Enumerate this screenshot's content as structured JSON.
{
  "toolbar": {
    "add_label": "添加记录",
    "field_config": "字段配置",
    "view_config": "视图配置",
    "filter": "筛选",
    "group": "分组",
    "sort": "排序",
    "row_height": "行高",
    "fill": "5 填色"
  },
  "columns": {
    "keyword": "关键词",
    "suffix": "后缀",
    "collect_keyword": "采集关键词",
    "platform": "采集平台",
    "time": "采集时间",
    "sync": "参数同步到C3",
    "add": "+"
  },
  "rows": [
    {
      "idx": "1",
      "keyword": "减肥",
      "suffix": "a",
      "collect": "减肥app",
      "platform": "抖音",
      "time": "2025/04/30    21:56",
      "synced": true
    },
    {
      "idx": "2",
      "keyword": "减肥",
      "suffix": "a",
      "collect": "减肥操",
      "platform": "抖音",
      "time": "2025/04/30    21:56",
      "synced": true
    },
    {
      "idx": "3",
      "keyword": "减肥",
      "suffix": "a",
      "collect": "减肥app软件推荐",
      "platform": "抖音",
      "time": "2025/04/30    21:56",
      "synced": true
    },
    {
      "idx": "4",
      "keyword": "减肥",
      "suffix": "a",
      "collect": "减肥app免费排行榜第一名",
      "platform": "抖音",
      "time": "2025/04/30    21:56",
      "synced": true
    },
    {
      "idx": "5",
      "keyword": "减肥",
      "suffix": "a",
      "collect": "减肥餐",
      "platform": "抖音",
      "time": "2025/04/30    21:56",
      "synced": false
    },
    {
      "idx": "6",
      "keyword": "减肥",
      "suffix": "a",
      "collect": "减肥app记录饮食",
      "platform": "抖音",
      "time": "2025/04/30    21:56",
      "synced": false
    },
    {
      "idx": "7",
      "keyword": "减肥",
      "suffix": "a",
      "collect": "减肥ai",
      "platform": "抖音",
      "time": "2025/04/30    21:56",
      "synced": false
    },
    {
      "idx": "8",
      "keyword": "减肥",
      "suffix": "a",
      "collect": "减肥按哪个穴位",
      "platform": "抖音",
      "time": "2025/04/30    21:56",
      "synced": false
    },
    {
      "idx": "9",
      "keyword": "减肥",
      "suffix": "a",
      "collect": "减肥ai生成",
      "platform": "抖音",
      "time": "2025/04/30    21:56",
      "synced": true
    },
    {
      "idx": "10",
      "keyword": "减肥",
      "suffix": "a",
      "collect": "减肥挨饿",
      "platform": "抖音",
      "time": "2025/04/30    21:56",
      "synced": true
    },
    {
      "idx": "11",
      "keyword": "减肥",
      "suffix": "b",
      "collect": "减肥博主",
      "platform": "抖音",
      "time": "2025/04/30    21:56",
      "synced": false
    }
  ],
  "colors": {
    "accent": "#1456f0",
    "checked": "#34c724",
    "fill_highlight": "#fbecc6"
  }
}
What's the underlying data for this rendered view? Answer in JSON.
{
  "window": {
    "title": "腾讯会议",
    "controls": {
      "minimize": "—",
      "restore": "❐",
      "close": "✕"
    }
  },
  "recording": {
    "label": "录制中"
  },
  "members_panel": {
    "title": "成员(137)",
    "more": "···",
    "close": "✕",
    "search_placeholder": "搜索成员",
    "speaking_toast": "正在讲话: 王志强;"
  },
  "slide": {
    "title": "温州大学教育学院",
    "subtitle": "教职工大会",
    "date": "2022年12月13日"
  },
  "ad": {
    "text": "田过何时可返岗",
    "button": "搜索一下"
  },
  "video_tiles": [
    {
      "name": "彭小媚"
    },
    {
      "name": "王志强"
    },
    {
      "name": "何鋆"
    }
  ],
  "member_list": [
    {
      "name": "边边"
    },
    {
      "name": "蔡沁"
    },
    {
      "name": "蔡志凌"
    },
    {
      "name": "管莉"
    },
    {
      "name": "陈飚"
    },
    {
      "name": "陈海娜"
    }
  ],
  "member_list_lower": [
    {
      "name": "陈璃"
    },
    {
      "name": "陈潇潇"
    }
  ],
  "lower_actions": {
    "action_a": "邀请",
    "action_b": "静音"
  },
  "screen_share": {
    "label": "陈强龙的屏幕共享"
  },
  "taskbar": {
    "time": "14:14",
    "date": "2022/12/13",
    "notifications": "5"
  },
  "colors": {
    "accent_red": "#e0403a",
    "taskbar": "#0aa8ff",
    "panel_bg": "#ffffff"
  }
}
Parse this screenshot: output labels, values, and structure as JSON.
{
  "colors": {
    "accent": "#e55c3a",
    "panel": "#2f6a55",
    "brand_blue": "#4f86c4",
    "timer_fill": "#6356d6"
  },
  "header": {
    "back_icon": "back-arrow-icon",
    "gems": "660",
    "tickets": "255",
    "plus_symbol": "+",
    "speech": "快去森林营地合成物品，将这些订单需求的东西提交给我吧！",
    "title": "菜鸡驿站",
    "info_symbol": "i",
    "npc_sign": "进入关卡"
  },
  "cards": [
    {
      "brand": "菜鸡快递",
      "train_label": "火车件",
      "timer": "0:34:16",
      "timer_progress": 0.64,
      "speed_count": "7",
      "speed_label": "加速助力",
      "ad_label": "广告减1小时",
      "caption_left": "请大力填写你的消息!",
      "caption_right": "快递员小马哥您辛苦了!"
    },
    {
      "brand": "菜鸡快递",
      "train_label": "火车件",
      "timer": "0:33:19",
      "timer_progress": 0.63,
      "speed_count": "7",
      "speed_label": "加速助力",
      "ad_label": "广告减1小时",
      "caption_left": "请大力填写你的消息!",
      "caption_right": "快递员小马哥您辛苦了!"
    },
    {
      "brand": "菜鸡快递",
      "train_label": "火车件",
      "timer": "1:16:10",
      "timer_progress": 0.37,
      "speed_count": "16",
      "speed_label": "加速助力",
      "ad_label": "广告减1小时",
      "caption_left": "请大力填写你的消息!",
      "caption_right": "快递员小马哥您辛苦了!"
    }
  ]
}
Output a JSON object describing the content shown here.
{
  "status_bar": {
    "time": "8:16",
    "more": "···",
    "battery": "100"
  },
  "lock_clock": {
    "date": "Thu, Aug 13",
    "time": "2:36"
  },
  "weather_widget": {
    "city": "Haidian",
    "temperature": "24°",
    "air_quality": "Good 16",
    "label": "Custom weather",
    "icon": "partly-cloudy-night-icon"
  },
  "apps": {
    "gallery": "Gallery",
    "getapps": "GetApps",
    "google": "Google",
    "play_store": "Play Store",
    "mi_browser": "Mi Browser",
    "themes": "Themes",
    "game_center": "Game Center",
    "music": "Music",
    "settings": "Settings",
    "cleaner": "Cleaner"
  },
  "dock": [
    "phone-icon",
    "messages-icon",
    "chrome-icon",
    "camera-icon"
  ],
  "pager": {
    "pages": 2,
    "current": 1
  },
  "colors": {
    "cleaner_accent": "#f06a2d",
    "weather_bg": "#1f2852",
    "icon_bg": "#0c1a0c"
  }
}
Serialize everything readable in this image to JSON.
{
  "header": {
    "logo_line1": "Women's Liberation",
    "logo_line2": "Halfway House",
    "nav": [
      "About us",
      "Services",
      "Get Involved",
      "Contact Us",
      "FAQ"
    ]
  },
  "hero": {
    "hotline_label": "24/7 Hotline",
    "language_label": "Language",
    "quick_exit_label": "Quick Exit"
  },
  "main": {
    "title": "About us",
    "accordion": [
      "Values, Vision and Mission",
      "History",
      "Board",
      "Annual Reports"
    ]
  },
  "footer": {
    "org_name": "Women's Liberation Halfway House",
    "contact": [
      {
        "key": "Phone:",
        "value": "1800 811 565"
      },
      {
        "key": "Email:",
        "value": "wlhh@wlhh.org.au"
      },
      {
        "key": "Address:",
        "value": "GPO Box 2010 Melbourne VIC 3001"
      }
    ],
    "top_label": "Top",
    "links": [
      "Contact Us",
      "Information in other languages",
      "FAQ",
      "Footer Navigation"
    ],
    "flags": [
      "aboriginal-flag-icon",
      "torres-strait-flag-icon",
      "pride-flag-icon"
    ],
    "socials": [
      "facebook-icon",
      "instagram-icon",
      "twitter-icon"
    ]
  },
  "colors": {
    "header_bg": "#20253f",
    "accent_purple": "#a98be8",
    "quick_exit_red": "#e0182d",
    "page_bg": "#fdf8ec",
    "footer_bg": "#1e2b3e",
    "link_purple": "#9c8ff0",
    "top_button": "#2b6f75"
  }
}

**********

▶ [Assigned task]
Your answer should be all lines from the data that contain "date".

▶ [Solution to this problem]
    "date": "2022年12月13日"
    "date": "2022/12/13",
    "date": "Thu, Aug 13",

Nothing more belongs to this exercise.